*** Supplied information ***

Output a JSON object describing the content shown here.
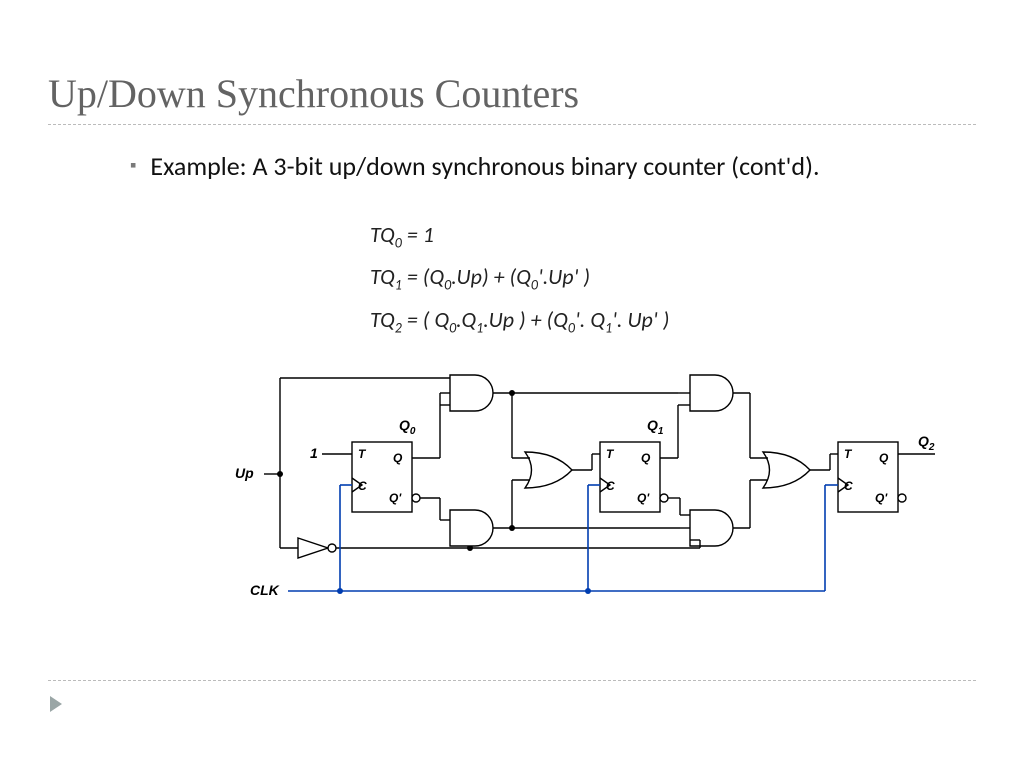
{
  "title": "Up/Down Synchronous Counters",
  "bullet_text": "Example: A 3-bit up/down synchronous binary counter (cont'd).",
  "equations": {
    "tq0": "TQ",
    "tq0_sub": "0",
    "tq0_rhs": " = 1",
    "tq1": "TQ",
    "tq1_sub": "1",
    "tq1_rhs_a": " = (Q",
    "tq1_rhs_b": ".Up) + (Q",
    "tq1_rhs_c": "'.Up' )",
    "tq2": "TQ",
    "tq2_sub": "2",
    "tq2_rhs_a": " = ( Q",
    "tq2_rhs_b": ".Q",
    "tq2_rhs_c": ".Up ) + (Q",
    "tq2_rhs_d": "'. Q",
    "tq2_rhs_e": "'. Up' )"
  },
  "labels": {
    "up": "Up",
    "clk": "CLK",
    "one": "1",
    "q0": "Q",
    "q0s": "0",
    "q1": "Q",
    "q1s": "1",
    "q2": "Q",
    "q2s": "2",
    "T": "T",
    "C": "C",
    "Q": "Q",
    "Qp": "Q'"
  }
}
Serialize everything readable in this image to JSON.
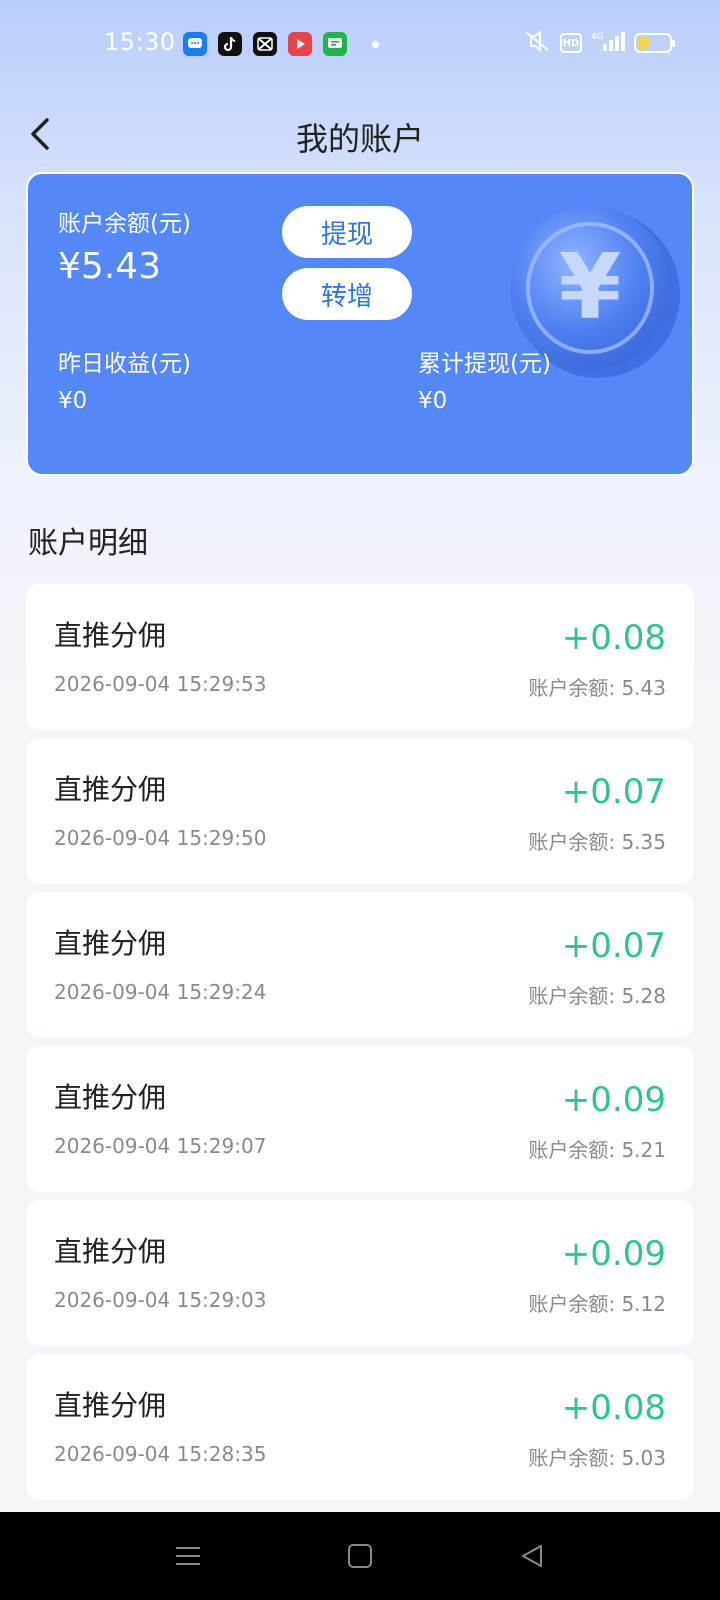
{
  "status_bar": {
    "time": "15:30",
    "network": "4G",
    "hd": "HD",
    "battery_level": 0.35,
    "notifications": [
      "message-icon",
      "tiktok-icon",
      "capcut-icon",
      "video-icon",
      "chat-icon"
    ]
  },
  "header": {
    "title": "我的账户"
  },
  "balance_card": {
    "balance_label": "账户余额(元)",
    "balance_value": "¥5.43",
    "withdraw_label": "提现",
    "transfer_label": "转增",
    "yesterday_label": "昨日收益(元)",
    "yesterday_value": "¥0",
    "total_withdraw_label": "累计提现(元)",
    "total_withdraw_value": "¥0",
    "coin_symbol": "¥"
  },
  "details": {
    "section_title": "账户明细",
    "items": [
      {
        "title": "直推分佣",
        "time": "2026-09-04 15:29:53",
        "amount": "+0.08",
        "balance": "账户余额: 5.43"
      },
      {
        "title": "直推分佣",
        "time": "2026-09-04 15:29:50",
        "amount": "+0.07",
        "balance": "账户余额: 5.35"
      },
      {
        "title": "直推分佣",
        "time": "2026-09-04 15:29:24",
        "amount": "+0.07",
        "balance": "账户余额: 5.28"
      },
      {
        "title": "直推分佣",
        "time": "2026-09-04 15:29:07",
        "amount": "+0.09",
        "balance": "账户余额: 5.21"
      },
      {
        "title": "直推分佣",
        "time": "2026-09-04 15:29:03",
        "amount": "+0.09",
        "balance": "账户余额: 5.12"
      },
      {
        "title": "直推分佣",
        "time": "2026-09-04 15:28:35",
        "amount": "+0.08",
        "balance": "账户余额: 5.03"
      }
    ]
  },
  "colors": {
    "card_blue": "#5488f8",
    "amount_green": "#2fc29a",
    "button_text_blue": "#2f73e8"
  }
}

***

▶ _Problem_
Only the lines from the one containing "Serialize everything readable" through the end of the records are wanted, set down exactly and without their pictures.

▶ _Reply_
Serialize everything readable in this image to JSON.
{
  "status_bar": {
    "time": "15:30",
    "network": "4G",
    "hd": "HD",
    "battery_level": 0.35,
    "notifications": [
      "message-icon",
      "tiktok-icon",
      "capcut-icon",
      "video-icon",
      "chat-icon"
    ]
  },
  "header": {
    "title": "我的账户"
  },
  "balance_card": {
    "balance_label": "账户余额(元)",
    "balance_value": "¥5.43",
    "withdraw_label": "提现",
    "transfer_label": "转增",
    "yesterday_label": "昨日收益(元)",
    "yesterday_value": "¥0",
    "total_withdraw_label": "累计提现(元)",
    "total_withdraw_value": "¥0",
    "coin_symbol": "¥"
  },
  "details": {
    "section_title": "账户明细",
    "items": [
      {
        "title": "直推分佣",
        "time": "2026-09-04 15:29:53",
        "amount": "+0.08",
        "balance": "账户余额: 5.43"
      },
      {
        "title": "直推分佣",
        "time": "2026-09-04 15:29:50",
        "amount": "+0.07",
        "balance": "账户余额: 5.35"
      },
      {
        "title": "直推分佣",
        "time": "2026-09-04 15:29:24",
        "amount": "+0.07",
        "balance": "账户余额: 5.28"
      },
      {
        "title": "直推分佣",
        "time": "2026-09-04 15:29:07",
        "amount": "+0.09",
        "balance": "账户余额: 5.21"
      },
      {
        "title": "直推分佣",
        "time": "2026-09-04 15:29:03",
        "amount": "+0.09",
        "balance": "账户余额: 5.12"
      },
      {
        "title": "直推分佣",
        "time": "2026-09-04 15:28:35",
        "amount": "+0.08",
        "balance": "账户余额: 5.03"
      }
    ]
  },
  "colors": {
    "card_blue": "#5488f8",
    "amount_green": "#2fc29a",
    "button_text_blue": "#2f73e8"
  }
}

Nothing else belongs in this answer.